August 16, 2007
Green and Tasty Reading
I was just rereading Barbara Kingsolver's Prodigal Summer while waiting for the books I've requested to be delivered to my library branch. Prodigal Summer is one of my favorite feel-good novels. And it has strong environmental/sustainability/nature themes. I thought I'd check Barbara's website to see what she has been writing lately, and I found this! Animal, Vegetable, Miracle: A Year of Food Life.
I thought our Sew Green friends might be interested. I plan on reading it as soon as I can get it at my local library branch. Hell, I might even buy it, because I have a feeling, in addition to being funny and excellent, it will come in handy.
Copied from her website:
"As the U.S. population made an unprecedented mad dash for the Sun Belt, one carload of us paddled against the tide, heading for the Promised Land where water falls from the sky and green stuff grows all around. We were about to begin the adventure of realigning our lives with our food chain.
Naturally, our first stop was to buy junk food and fossil fuel. . . ."
Hang on for the ride: With characteristic poetry and pluck, Barbara Kingsolver and her family sweep readers along on their journey away from the industrial-food pipeline to a rural life in which they vow to buy only food raised in their own neighborhood, grow it themselves, or learn to live without it. Their good-humored search yields surprising discoveries about turkey sex life and overly zealous zucchini plants, en route to a food culture that's better for the neighborhood and also better on the table. Part memoir, part journalistic investigation, Animal, Vegetable, Miracle makes a passionate case for putting the kitchen back at the center of family life and diversified farms at the center of the American diet.
"This is the story of a year in which we made every attempt to feed ourselves animals and vegetables whose provenance we really knew . . . and of how our family was changed by our first year of deliberately eating food produced from the same place where we worked, went to school, loved our neighbors, drank the water, and breathed the air."

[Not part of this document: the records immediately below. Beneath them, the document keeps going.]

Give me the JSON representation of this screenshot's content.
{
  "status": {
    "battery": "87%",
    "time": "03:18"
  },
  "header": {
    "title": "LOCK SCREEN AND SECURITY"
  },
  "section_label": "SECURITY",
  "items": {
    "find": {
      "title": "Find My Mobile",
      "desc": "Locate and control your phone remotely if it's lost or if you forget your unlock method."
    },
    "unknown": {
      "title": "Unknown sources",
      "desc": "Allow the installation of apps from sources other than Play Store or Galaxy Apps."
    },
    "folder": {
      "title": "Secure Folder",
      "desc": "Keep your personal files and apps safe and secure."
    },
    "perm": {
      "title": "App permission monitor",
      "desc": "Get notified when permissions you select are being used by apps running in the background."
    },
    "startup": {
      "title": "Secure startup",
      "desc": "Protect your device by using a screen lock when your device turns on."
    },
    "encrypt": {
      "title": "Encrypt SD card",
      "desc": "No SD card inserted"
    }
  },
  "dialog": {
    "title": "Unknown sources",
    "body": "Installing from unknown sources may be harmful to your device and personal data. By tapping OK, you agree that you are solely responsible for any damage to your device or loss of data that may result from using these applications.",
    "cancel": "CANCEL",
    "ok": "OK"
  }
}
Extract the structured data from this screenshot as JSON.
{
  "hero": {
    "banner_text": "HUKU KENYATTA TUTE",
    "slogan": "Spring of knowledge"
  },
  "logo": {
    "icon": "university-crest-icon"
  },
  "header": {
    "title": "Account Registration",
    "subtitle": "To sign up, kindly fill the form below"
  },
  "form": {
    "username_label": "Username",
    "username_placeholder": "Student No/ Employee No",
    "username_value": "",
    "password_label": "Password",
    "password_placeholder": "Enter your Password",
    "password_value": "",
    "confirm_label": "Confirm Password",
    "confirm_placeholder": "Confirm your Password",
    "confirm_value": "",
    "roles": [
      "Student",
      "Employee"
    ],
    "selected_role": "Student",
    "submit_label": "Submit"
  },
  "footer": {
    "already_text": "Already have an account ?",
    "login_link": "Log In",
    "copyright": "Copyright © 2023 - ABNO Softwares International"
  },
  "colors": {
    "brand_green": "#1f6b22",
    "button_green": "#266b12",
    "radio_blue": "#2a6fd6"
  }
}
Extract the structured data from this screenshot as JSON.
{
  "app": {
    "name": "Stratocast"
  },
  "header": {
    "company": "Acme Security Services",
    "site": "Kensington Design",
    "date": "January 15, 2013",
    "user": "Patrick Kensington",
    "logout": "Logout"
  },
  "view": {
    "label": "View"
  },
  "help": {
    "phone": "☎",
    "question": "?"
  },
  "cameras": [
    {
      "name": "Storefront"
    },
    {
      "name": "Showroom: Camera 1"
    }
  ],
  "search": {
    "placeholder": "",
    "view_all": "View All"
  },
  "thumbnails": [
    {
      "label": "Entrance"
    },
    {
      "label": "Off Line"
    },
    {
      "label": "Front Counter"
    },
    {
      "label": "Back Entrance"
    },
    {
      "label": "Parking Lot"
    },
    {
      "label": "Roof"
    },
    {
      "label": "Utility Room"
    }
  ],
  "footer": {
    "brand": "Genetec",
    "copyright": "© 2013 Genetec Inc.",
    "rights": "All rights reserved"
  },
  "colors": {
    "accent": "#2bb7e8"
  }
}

SO I guess that's two green book recommendations really, a novel and non-fiction by Barbara Kingsolver. Have any of you already read Animal, Vegetable, Miracle?